_ASSIGNMENT:_
With the pictures excluded, repeat every entry exactly.

_ENTRIES PROVIDED:_
========================================
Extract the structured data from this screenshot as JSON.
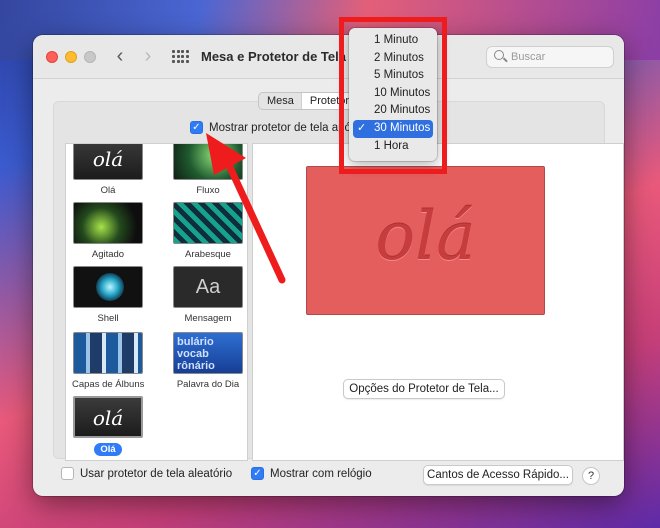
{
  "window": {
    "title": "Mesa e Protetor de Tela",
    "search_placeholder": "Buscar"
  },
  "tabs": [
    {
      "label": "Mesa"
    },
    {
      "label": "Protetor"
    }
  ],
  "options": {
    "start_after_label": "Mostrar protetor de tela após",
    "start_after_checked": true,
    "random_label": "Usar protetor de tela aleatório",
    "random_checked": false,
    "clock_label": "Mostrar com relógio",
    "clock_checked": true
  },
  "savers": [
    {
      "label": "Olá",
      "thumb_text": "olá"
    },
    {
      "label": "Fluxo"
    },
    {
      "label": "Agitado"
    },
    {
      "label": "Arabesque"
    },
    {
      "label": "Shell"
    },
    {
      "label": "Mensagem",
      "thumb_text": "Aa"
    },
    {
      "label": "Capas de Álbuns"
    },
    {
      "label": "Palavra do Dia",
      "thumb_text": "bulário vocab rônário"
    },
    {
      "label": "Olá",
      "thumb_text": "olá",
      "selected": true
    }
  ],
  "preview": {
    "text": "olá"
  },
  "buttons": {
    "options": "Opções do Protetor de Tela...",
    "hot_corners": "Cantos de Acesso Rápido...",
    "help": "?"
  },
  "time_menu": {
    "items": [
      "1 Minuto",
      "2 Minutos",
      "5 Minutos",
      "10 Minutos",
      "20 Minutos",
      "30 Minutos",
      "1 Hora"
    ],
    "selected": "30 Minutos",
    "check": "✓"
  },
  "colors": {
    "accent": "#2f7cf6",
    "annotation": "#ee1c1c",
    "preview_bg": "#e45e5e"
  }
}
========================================
_SOLUTION TO THE PROBLEM:_
Extract the structured data from this screenshot as JSON.
{
  "window": {
    "title": "Mesa e Protetor de Tela",
    "search_placeholder": "Buscar"
  },
  "tabs": [
    {
      "label": "Mesa"
    },
    {
      "label": "Protetor"
    }
  ],
  "options": {
    "start_after_label": "Mostrar protetor de tela após",
    "start_after_checked": true,
    "random_label": "Usar protetor de tela aleatório",
    "random_checked": false,
    "clock_label": "Mostrar com relógio",
    "clock_checked": true
  },
  "savers": [
    {
      "label": "Olá",
      "thumb_text": "olá"
    },
    {
      "label": "Fluxo"
    },
    {
      "label": "Agitado"
    },
    {
      "label": "Arabesque"
    },
    {
      "label": "Shell"
    },
    {
      "label": "Mensagem",
      "thumb_text": "Aa"
    },
    {
      "label": "Capas de Álbuns"
    },
    {
      "label": "Palavra do Dia",
      "thumb_text": "bulário vocab rônário"
    },
    {
      "label": "Olá",
      "thumb_text": "olá",
      "selected": true
    }
  ],
  "preview": {
    "text": "olá"
  },
  "buttons": {
    "options": "Opções do Protetor de Tela...",
    "hot_corners": "Cantos de Acesso Rápido...",
    "help": "?"
  },
  "time_menu": {
    "items": [
      "1 Minuto",
      "2 Minutos",
      "5 Minutos",
      "10 Minutos",
      "20 Minutos",
      "30 Minutos",
      "1 Hora"
    ],
    "selected": "30 Minutos",
    "check": "✓"
  },
  "colors": {
    "accent": "#2f7cf6",
    "annotation": "#ee1c1c",
    "preview_bg": "#e45e5e"
  }
}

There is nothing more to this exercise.